When you know in advance what to expect from a familiar author, you’re instinctively drawn to the author you don’t know.
In the past, a political text of unknown provenance written with that “insider tone” was the stuff of websites that published smear attacks. It was part of a notorious information cesspool. Now everything has flipped, and anonymous posts look considerably more respectable than non-anonymous texts.
This formula can probably help explain the success enjoyed by the recently unmasked and dismantled “Anonymous International,” the success of Mikhail Zygar (before the release of his book, he spent several years at Dozhd, steering clear of on-the-ground reporting), and the success of Nezygar. None of these sources offers the ultimate truth on anything, but at least they differ from the usual political analysts and columnists, whom everyone knows not to believe.
But Nezygar’s success isn’t just the size of his audience or the number of times he’s quoted; it’s also the format he invented, which dozens of other channels (often just as anonymous) now reproduce today. Metodichka, Karaulny, Politota, Politburo 2.0, Mysh v Ovoshchnom, Chto-to Znayu, ATS-1, Akitilop — you won’t make it halfway through this list, and if you subscribe to them all in one go, you’re in for a single, continuous blend of “Kremlin insider” insights, updated every minute.
But how the quality of these “insider” insights varies, when compared to Nezygar! Instead of classic speculation about “different clans weakening,” we now seem to be reading stories by the same “informed source” we already know from the political desks of loyalist newspapers. This source tells us that the 2018 presidential election will be a referendum on trust in Putin, that the Kremlin is unhappy with the activists spraying antiseptic at oppositionists, that Moscow is going to go after them, and that Putin won’t sign the law on demolitions in Moscow, if the law violates civil rights.
It turns out that you can also frame propaganda as a secret leak, delivered straight to your smartphone, mixed in with instant messages from your friends.
Secretive but ultimately endearing, Nezygar cut out a cozy little path for insiders that dozens of imitators have since trampled, like elephants through a garden.
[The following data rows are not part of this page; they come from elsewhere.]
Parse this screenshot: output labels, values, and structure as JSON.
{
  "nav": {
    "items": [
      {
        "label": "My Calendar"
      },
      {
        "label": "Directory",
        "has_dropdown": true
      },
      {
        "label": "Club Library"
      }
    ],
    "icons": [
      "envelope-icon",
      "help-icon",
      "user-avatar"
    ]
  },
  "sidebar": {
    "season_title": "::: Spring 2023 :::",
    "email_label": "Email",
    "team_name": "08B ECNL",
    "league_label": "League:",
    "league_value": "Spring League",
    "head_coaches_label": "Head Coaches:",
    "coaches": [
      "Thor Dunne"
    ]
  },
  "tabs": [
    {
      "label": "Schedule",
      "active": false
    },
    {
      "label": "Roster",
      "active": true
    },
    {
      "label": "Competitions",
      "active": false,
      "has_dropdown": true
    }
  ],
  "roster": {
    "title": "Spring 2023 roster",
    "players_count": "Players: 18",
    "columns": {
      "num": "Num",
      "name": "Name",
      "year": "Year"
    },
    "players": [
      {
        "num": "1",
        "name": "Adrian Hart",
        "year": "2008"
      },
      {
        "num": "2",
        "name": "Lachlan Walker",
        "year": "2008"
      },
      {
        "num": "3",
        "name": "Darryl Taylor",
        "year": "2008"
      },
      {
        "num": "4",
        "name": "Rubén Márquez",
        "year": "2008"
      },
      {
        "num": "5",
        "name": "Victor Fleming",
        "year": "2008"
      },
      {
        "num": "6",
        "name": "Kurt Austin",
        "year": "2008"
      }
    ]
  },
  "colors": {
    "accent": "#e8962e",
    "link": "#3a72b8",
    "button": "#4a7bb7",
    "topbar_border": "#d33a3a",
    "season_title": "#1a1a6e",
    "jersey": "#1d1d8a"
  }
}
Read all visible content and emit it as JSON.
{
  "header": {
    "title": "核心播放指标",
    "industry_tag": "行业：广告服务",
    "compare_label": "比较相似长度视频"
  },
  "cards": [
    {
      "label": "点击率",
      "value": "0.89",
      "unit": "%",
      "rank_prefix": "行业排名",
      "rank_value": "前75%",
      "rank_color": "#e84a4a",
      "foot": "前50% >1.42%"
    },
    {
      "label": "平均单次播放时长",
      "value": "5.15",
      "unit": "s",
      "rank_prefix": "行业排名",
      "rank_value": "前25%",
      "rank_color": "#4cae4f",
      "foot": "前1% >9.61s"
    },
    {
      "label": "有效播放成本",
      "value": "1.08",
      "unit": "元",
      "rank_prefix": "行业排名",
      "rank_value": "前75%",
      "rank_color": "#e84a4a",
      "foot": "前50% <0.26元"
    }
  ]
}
It’s obvious that half the Nezygar clones are professional projects, and their authors are only on Telegram to collect a paycheck. Some copycats pretend that they’re here to reveal something, but really they’re just listening to others, and at the end of the work day they fire off a memo to their supervisors that summarizes the day’s Telegram content.
It would be a stupid, senile act to complain that Telegram already isn’t what it used to be, but it really isn’t the same, in the sense that we’re no longer alone.
In the life of every new social network, there’s a happy period when the network hasn’t yet become an integral part of the media landscape — when you and your friends are there, but the spammers, the trolls, the paid phonies, the drones writing their memos, and the other bums haven’t yet arrived. It’s just a brief period, but it’s what allows you to fall in love with every new social network. It’s these moments that fuel migrations from LiveJournal to Twitter, from Twitter to Facebook, from Facebook to Vkontakte, back to Facebook, and then to Telegram.
Political channels on Telegram will probably be around for a long time still, but the thin, imperceptible line that separates what’s in and what’s out makes it hard to know for sure.